With little supporting analysis, the discussion paper vaguely estimates that the combined income tax and corporate tax cuts will leave New Brunswick short close to a half-a-billion dollars on tax revenues. According to the discussion paper, this decline in tax revenues should be offset by an increase in tax revenues from other sources: $250 million from a 2% hike in the HST (as suggested by Frank McKenna), and $100 million from a carbon tax (as suggested by Jack Mintz) which will be placed on fuel, heating oil, and electricity.

The discussion paper suggests that the hike in HST is relatively small – “3¢ on a $1.50 coffee” – and implies it would be painless. This, I contend, is a political sleight of hand. It is like a used car salesman dropping the price of a car by $1,000 but then charging you $300 for each tire. The cost of the car increases by $200 overall … unless you can do without tires.

Statistics Canada has powerful software (SPSD/M) designed specifically to look at potential changes in taxes and transfers. While I have not had time to run the entire tax proposal through the software, I have had the chance to study the potential HST effects and the results are disturbing. For brevity I include only the income tax savings for a single tax filer – Table 2 (flat tax) and Table 6 (two-part tax) – as presented in the discussion paper. To these I add the predicted increase in HST payments and then identify the net tax bill.

Net Tax Payments for a Single Tax Filer

Flat Income Tax

Two-Part Income Tax

Taxable Income

Income Tax Decrease (Table 2, p.15)

HST Increase

Net Tax Bill

Income Tax Decrease

(Table 6, p.19)

HST Increase

Net Tax Bill











































As a result of the HST increase, overall tax “savings” are smaller. Indeed, for single filers with incomes less than $60,000 the tax “savings” are downright modest and for the lowest income earners, the tax bill will likely increase. (For the sake of comparison, 50% of single income earners in New Brunswick earn less than $21,000 according to Statistics Canada.) On the other hand, if you are fortunate enough to earn more than $60,000 (as am I), then the tax savings are likely to be substantial.

Given travel and energy use has a relatively large fixed component that does not depend upon income the carbon tax proposed in the paper would likely continue to move us in the same direction.
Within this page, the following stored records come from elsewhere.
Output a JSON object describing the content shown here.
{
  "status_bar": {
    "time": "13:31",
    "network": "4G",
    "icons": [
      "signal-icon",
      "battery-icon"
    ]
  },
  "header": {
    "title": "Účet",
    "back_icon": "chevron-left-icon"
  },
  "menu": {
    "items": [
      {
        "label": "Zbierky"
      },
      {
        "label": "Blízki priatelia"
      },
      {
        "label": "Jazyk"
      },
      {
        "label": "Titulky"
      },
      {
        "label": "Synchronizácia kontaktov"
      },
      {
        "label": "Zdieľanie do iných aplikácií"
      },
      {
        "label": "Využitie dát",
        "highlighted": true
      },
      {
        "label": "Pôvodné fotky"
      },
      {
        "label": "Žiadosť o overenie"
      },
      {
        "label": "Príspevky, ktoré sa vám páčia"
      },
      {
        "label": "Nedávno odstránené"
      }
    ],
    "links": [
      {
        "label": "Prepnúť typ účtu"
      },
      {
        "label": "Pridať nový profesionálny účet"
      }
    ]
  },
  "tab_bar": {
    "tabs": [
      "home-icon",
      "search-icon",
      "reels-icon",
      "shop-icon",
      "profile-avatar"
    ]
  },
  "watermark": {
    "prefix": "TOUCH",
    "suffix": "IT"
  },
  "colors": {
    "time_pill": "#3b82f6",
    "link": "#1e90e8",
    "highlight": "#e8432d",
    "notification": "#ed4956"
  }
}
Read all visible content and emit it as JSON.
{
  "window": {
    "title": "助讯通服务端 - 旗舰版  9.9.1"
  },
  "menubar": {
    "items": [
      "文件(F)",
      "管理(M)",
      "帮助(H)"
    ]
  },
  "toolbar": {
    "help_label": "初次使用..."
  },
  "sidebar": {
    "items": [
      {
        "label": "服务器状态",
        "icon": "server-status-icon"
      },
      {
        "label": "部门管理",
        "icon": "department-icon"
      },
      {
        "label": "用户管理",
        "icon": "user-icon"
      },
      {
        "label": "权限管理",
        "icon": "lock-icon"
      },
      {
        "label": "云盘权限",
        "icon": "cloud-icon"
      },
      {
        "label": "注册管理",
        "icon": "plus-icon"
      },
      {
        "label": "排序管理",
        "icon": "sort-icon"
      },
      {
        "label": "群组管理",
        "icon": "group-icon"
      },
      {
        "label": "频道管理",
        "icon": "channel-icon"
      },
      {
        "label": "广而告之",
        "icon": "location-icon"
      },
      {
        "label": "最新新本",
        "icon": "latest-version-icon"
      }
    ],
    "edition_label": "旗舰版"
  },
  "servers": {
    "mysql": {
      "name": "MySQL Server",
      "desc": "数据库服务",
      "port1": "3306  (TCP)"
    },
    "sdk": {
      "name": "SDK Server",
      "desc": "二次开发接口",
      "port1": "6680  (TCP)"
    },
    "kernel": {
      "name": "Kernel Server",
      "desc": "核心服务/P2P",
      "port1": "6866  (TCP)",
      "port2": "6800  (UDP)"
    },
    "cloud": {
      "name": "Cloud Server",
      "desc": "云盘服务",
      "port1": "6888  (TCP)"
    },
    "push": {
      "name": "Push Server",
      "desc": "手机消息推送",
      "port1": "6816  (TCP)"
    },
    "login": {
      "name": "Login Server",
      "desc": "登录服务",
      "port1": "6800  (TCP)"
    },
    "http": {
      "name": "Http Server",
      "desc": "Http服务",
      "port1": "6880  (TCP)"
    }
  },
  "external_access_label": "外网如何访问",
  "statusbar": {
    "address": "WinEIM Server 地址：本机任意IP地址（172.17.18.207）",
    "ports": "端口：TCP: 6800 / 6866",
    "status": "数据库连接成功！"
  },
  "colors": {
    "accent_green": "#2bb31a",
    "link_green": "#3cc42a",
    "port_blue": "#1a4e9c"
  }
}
These data raise two important questions. First, why haven’t the various tax proposals been subjected to complete analysis? Second, are the rather modest gains most New Brunswickers are likely to see worth the expenditure cuts that will necessarily follow from a $150 million loss in tax revenues?

At the very least, the government’s tax proposals should undergo complete analysis using state-of-the-art software like SPSD/M. Along with publishing the entire results of this analysis, Premier Graham’s government should also publicly present any proposed expenditure decreases, service delivery shifts (from public to private), and efficiency-enhancing activities that he might make as a consequence of the tax revenue loss.

Only with this information in hand can New Brunswickers make informed choices when considering the bold tax and transfer changes suggested in “A Discussion Paper on New Brunswick’s Tax System.”

Rob Moir is an economist who teaches and conducts research at UNB in Saint John. His larger commentary on the tax proposals can be requested at

1 comment:

Rob Cottingham said...

Cool to see blogging used to add depth and substance to a campaign! Best of luck on Oct. 14!